This split serves as a signal that while shortfalls in diversity expectations may not be visible from the upper managerial or executive ranks, absence is still felt among the junior ranks.
DE&I driver’s seat
The reasoning behind the disconnect between perception and reality can be seen when factoring in the individuals leading DE&I initiatives at an organizational level. Senior executives were cited by 45 percent of all respondents as being the assigned overseers and drivers for such initiatives at their respective companies.
“Having DE&I executives and allies in leadership positions helps ensure more DE&I candidates and students have an ‘in’ to the industry”
Beyond senior management, DE&I at a company level is being led by specialist committees, human resources, affinity group leaders or other leaders such as in-company volunteers or senior DE&I managers, as some respondents note.
Looking across the survey, there is a clear appetite among younger professionals for more DE&I programs capable of delivering results that fit their vision for how the landscape could further evolve. “I am very heartened to see that when you look at our survey, a shift in attitudes about DEI is being driven by the younger generation,” says Lisa Pendergast, executive director at CREFC.
“Having DE&I executives and allies in leadership positions helps ensure more DE&I candidates and students have an ‘in’ to the industry,” one respondent says.
By and large, when respondents were asked the words or phrases they would use to describe DE&I broadly in the commercial real estate industry, the resounding trio that ranked highest were ‘lacking,’ ‘improving,’ and ‘important.’ That combination, in isolation, presents an interesting parallel to the results observed across the survey. But digging deeper also reveals other prominent words and phrases to describe the state of DE&I, such as ‘evolving and growing,’ ‘opportunity,’ ‘work in progress’ and ‘challenging.’
Sentiment for growth of DE&I strategies is also visible in respondent testimonials, including one managing director who notes that “the process and structures are in-place, it will just take time to attract and retain a more diverse group of CRE professionals.”
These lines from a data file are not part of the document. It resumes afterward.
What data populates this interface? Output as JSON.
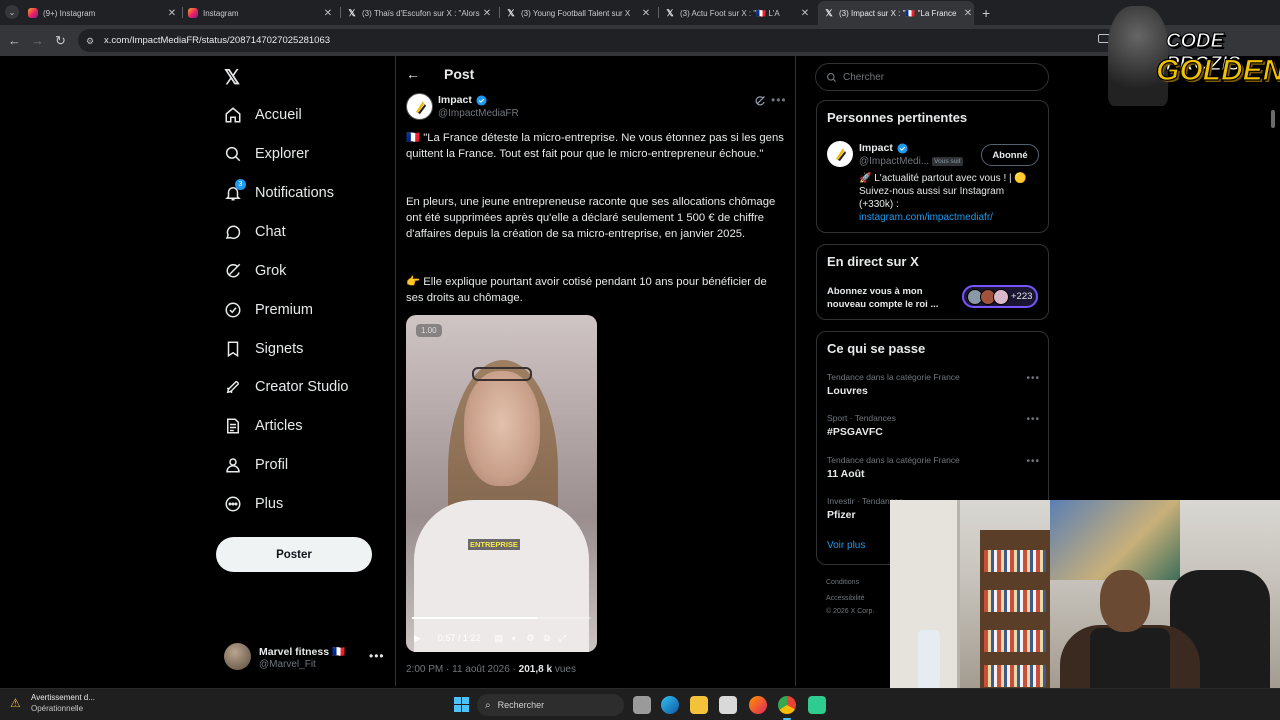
{
  "browser": {
    "tabs": [
      {
        "title": "(9+) Instagram",
        "icon": "instagram-icon"
      },
      {
        "title": "Instagram",
        "icon": "instagram-icon"
      },
      {
        "title": "(3) Thaïs d'Escufon sur X : \"Alors",
        "icon": "x-icon"
      },
      {
        "title": "(3) Young Football Talent sur X",
        "icon": "x-icon"
      },
      {
        "title": "(3) Actu Foot sur X : \"🇫🇷 L'A",
        "icon": "x-icon"
      },
      {
        "title": "(3) Impact sur X : \"🇫🇷 \"La France",
        "icon": "x-icon"
      }
    ],
    "url": "x.com/ImpactMediaFR/status/2087147027025281063"
  },
  "nav": {
    "items": [
      {
        "label": "Accueil",
        "icon": "home-icon"
      },
      {
        "label": "Explorer",
        "icon": "search-icon"
      },
      {
        "label": "Notifications",
        "icon": "bell-icon",
        "badge": "3"
      },
      {
        "label": "Chat",
        "icon": "chat-icon"
      },
      {
        "label": "Grok",
        "icon": "grok-icon"
      },
      {
        "label": "Premium",
        "icon": "premium-icon"
      },
      {
        "label": "Signets",
        "icon": "bookmark-icon"
      },
      {
        "label": "Creator Studio",
        "icon": "rocket-icon"
      },
      {
        "label": "Articles",
        "icon": "article-icon"
      },
      {
        "label": "Profil",
        "icon": "profile-icon"
      },
      {
        "label": "Plus",
        "icon": "more-icon"
      }
    ],
    "post_button": "Poster",
    "account": {
      "name": "Marvel fitness 🇫🇷",
      "handle": "@Marvel_Fit"
    }
  },
  "post": {
    "header": "Post",
    "author_name": "Impact",
    "author_handle": "@ImpactMediaFR",
    "para1": "🇫🇷 \"La France déteste la micro-entreprise. Ne vous étonnez pas si les gens quittent la France. Tout est fait pour que le micro-entrepreneur échoue.\"",
    "para2": "En pleurs, une jeune entrepreneuse raconte que ses allocations chômage ont été supprimées après qu'elle a déclaré seulement 1 500 € de chiffre d'affaires depuis la création de sa micro-entreprise, en janvier 2025.",
    "para3": "👉 Elle explique pourtant avoir cotisé pendant 10 ans pour bénéficier de ses droits au chômage.",
    "video": {
      "speed": "1.00",
      "time": "0:57 / 1:22",
      "progress": 0.7,
      "caption": "ENTREPRISE"
    },
    "meta_time": "2:00 PM · 11 août 2026 · ",
    "meta_views": "201,8 k",
    "meta_views_label": " vues"
  },
  "sidebar": {
    "search_placeholder": "Chercher",
    "relevant": {
      "title": "Personnes pertinentes",
      "name": "Impact",
      "handle": "@ImpactMedi...",
      "follows_you": "Vous suit",
      "button": "Abonné",
      "bio": "🚀 L'actualité partout avec vous ! | 🟡 Suivez-nous aussi sur Instagram (+330k) :",
      "link": "instagram.com/impactmediafr/"
    },
    "live": {
      "title": "En direct sur X",
      "text": "Abonnez vous à mon nouveau compte le roi ...",
      "count": "+223"
    },
    "trends": {
      "title": "Ce qui se passe",
      "items": [
        {
          "category": "Tendance dans la catégorie France",
          "topic": "Louvres"
        },
        {
          "category": "Sport · Tendances",
          "topic": "#PSGAVFC"
        },
        {
          "category": "Tendance dans la catégorie France",
          "topic": "11 Août"
        },
        {
          "category": "Investir · Tendances",
          "topic": "Pfizer"
        }
      ],
      "more": "Voir plus"
    },
    "footer": [
      "Conditions",
      "Accessibilité",
      "© 2026 X Corp."
    ]
  },
  "overlay": {
    "logo_line1": "CODE PROZIS",
    "logo_line2": "GOLDENG"
  },
  "taskbar": {
    "alert_title": "Avertissement d...",
    "alert_sub": "Opérationnelle",
    "search": "Rechercher"
  },
  "colors": {
    "accent": "#1d9bf0",
    "background": "#000000",
    "live_border": "#7856ff"
  }
}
“Bias and discrimination based on factors such as gender, race, ethnicity, age, disability, and socioeconomic status persist in many industries”
For analysts, associates and lower-tiered managers, one of the more common demands for fostering more DE&I progress was transparency. This applies to both DE&I initiatives themselves and the results achieved, especially since there are no formal state or federal mandates in place to achieve this transparency through regulatory means.
“Addressing bias in recruiting processes is the biggest hindrance,” one analyst notes in their response.
Among all survey respondents, 39 percent say their company does not report DE&I statistics, while 33 percent did not know if such disclosures were being made. By comparison, a combined 28 percent of respondents say their companies reported statistics internally, externally or in both forums.
Another analyst notes: “The industry is highly fragmented and is very relationship-driven. Relationships tend to be among groups of people with similar backgrounds, which is a hurdle to achieving diversity.”
Despite the obstacles, DE&I initiatives are still gaining momentum toward wider implementation on a company-by-company basis. The industry does still have room to grow and ground to cover before expectation, perception and reality can align from the top to the bottom of the organization chart.
Current initiatives geared toward creating more inclusive pipelines into commercial real estate organizations at the collegiate level represent one such step in that direction.
Broadly, these development programs have been expanded to reach far more students than simply Ivy League and legacy institutions, which can help address the networking and perceived nepotism issues felt by junior professionals.
“There will be leaps and bounds yet to come that bring DE&I to a normality that we do not always feel today,” Pendergast says.